So often when I travel abroad I am mesmerized by ancient history, so I was totally into getting this interview on ancient desert farming practices. Seeing a Smithsonian article on the Gila River Indian Community led to my finding connections in the US who could talk about the way water was used in prehistoric times, as well as well known times in US history. So in this episode, archaeologists Kyle Woodson and Wesley Miles talk to us about the native peoples who have called this land home, water use and other pieces of the community. The following episode is a conversation with farmer Terry Button who’s family grows a number of traditional crops on the rez. (See the video from my visit with Wesley where we talked about ancient desert farming practices.)
We continue discussions about native foods and farm on the Gila Indian Community in Arizona (hope you caught part 1 talking the culture, history & water of the Pima people). In this episode we talk with Terry Button about the work he and his wife Ramona are doing at Ramona Farms. Terry shares some of the foods the Pima people have eaten for generations, sharing the roles of corn and tepary beans and some of the foods that can be foraged in the desert. (See video from my visit with Terry on revitalizing native foods.)
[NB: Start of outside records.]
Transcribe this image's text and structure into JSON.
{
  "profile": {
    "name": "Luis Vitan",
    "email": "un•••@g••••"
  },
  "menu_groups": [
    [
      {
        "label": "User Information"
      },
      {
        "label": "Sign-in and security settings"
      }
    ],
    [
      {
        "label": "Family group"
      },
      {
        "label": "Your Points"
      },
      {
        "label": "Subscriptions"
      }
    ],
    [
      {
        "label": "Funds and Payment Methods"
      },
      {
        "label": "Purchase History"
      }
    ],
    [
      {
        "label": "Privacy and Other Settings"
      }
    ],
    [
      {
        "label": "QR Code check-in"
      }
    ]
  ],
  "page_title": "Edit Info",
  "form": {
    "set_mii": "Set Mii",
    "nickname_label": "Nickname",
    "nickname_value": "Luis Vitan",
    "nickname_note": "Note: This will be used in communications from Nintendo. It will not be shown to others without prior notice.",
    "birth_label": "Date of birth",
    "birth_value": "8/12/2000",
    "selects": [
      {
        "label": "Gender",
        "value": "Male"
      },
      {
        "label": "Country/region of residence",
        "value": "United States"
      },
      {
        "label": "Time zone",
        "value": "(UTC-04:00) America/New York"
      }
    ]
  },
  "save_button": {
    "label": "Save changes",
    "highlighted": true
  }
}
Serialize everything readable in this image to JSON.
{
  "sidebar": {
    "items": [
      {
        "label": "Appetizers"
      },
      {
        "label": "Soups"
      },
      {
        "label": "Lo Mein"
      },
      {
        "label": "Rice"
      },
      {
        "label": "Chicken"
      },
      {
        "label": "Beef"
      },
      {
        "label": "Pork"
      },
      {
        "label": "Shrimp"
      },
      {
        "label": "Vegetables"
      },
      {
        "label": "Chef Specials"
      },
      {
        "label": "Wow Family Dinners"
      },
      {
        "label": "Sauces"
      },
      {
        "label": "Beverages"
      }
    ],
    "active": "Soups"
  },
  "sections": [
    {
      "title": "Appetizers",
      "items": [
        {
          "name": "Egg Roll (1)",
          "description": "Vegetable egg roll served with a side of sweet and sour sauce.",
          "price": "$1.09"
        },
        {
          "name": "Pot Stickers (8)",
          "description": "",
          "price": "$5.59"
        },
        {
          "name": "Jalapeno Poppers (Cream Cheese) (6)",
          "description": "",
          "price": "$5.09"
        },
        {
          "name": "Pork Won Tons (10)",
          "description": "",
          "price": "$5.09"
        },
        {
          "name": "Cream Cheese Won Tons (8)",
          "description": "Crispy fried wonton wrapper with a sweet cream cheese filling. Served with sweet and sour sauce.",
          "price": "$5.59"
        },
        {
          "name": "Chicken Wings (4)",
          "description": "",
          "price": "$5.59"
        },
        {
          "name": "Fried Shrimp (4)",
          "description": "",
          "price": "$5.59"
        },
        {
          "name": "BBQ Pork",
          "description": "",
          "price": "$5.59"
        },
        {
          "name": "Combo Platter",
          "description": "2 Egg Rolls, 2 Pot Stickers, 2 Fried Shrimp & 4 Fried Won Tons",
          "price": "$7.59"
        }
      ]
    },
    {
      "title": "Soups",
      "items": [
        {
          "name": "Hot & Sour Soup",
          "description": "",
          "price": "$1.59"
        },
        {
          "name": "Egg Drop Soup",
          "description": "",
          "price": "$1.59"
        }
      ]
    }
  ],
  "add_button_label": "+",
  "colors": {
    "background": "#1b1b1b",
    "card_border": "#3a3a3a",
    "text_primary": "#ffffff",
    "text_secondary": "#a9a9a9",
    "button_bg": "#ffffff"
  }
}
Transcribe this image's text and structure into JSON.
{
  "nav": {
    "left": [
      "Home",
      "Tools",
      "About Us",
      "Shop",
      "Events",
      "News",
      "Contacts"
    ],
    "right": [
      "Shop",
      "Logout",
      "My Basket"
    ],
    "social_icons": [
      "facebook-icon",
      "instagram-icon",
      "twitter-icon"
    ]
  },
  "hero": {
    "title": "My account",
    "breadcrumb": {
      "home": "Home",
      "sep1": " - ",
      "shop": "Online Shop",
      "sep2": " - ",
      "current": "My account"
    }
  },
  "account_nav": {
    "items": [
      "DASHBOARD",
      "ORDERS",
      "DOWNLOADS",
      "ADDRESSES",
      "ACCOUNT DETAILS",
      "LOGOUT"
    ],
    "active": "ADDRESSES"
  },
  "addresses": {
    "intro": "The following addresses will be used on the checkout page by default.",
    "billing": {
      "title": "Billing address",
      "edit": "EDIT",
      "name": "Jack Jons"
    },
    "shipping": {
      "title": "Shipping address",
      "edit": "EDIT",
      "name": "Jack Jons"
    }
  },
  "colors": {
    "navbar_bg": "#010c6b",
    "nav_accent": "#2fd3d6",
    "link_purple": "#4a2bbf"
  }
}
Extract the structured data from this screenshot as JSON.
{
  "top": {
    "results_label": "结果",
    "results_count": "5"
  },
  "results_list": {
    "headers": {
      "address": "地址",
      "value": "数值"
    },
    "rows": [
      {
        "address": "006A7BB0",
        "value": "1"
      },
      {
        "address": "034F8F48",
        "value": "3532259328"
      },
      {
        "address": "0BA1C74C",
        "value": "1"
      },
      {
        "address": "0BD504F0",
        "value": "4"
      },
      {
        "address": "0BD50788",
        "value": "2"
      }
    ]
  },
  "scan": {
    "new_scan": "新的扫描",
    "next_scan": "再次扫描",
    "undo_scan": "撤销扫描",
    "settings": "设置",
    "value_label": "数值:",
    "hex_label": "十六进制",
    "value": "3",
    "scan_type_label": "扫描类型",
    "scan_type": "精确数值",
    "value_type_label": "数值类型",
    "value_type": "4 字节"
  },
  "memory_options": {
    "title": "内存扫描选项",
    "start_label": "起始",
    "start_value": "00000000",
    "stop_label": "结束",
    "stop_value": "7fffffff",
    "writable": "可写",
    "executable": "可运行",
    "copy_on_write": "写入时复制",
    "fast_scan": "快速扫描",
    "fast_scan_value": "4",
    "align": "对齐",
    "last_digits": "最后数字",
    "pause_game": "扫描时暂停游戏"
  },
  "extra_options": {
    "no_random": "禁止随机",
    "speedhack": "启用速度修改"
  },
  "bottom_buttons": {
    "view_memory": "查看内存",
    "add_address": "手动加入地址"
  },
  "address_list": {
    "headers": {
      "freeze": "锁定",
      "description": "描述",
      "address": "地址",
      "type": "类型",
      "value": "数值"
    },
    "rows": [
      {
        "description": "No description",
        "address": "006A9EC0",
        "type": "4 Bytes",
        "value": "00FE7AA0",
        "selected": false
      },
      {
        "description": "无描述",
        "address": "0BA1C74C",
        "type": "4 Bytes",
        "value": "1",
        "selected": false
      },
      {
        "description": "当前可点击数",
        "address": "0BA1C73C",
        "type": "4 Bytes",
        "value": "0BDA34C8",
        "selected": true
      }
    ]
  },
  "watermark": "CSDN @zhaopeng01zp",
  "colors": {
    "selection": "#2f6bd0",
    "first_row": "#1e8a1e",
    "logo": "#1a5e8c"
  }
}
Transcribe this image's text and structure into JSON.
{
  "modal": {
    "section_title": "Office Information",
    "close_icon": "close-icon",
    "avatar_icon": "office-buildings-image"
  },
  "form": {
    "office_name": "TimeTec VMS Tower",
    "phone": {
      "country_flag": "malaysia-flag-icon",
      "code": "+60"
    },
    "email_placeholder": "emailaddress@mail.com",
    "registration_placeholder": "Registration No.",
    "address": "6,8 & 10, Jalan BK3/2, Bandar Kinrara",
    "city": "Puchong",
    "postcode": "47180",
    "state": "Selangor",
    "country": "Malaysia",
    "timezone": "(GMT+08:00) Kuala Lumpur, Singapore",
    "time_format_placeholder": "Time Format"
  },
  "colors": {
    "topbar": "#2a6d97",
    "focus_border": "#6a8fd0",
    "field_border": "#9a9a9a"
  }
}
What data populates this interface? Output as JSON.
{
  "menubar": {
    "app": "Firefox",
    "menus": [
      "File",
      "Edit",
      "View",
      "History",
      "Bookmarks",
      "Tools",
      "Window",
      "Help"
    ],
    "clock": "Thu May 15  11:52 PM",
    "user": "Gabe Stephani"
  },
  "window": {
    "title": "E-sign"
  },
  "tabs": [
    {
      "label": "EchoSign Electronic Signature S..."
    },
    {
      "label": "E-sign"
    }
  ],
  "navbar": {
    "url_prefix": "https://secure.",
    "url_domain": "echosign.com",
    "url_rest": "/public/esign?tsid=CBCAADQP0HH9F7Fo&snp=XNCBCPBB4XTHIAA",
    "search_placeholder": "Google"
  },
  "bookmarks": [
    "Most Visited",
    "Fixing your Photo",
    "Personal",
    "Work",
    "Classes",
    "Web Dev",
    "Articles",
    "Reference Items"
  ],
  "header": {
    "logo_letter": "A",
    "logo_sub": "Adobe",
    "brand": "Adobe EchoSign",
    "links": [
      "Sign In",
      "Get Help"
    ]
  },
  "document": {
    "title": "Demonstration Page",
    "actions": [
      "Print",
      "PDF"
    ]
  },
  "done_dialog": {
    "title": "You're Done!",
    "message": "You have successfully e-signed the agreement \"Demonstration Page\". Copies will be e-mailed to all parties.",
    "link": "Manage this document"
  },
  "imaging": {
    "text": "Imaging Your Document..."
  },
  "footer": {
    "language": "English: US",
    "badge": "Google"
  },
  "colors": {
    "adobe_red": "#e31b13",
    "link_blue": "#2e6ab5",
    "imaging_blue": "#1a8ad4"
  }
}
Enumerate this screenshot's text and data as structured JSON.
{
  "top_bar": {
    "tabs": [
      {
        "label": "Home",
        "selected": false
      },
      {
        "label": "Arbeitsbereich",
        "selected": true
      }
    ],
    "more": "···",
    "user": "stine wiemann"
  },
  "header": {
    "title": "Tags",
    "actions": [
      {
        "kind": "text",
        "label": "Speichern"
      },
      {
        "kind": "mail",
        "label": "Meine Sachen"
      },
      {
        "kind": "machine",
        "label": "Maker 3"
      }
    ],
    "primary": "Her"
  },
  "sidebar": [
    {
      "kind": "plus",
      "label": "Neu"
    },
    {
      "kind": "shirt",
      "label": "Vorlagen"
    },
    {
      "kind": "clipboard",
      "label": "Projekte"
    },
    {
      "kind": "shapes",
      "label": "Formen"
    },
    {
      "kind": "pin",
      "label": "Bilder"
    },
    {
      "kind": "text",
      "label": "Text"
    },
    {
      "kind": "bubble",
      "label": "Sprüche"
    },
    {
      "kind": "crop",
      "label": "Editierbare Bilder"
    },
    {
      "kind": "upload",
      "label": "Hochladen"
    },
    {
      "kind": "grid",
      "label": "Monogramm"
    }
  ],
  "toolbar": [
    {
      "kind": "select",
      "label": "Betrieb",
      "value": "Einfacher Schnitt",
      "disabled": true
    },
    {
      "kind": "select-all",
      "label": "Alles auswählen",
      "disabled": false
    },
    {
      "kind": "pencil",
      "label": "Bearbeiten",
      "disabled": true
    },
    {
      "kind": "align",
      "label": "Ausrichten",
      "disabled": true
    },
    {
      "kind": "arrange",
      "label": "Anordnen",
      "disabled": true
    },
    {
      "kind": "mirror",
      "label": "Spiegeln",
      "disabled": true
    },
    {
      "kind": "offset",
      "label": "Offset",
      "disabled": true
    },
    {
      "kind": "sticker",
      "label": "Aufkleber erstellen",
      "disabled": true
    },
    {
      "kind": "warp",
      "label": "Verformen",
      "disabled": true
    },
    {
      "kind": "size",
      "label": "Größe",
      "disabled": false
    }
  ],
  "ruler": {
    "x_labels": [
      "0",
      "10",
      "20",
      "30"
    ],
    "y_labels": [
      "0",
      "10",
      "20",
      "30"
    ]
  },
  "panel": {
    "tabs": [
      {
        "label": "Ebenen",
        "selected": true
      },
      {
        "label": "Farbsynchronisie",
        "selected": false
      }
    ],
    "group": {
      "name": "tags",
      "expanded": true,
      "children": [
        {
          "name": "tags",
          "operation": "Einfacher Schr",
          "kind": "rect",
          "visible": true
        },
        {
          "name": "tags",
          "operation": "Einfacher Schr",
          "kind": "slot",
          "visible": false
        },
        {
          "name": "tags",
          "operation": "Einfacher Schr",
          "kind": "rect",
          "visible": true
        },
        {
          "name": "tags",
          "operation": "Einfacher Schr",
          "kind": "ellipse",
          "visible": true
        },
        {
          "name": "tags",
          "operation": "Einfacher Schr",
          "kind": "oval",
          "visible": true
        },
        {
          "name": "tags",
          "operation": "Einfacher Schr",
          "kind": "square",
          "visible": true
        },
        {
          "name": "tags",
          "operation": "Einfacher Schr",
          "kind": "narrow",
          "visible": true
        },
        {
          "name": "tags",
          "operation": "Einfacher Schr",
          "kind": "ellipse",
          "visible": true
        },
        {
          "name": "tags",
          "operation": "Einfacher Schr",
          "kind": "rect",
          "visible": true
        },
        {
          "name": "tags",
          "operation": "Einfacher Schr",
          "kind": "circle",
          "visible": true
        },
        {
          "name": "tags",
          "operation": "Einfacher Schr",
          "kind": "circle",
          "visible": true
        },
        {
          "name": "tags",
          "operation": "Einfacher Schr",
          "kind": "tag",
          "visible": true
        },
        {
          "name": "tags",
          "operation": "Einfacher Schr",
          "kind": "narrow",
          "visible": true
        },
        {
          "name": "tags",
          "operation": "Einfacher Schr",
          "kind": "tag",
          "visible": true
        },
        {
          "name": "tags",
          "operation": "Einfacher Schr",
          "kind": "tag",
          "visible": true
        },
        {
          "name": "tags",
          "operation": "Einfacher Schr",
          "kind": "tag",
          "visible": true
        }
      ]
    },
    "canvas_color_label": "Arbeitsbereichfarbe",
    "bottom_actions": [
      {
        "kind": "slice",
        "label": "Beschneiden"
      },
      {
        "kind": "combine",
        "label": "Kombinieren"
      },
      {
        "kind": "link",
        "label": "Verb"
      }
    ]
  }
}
With Cahokia’s food history on our minds after our last episode, we turn to my backyard of St. Louis and are digging into more Native American food and farming history. Joined by Dr. Gayle Fritz, anthropologist and professor emeritus from Washington University, we uncover the mysteries of this once-thriving metropolis and its food and farming footprint. (See the full blog post and photos on Cahokia’s Food History).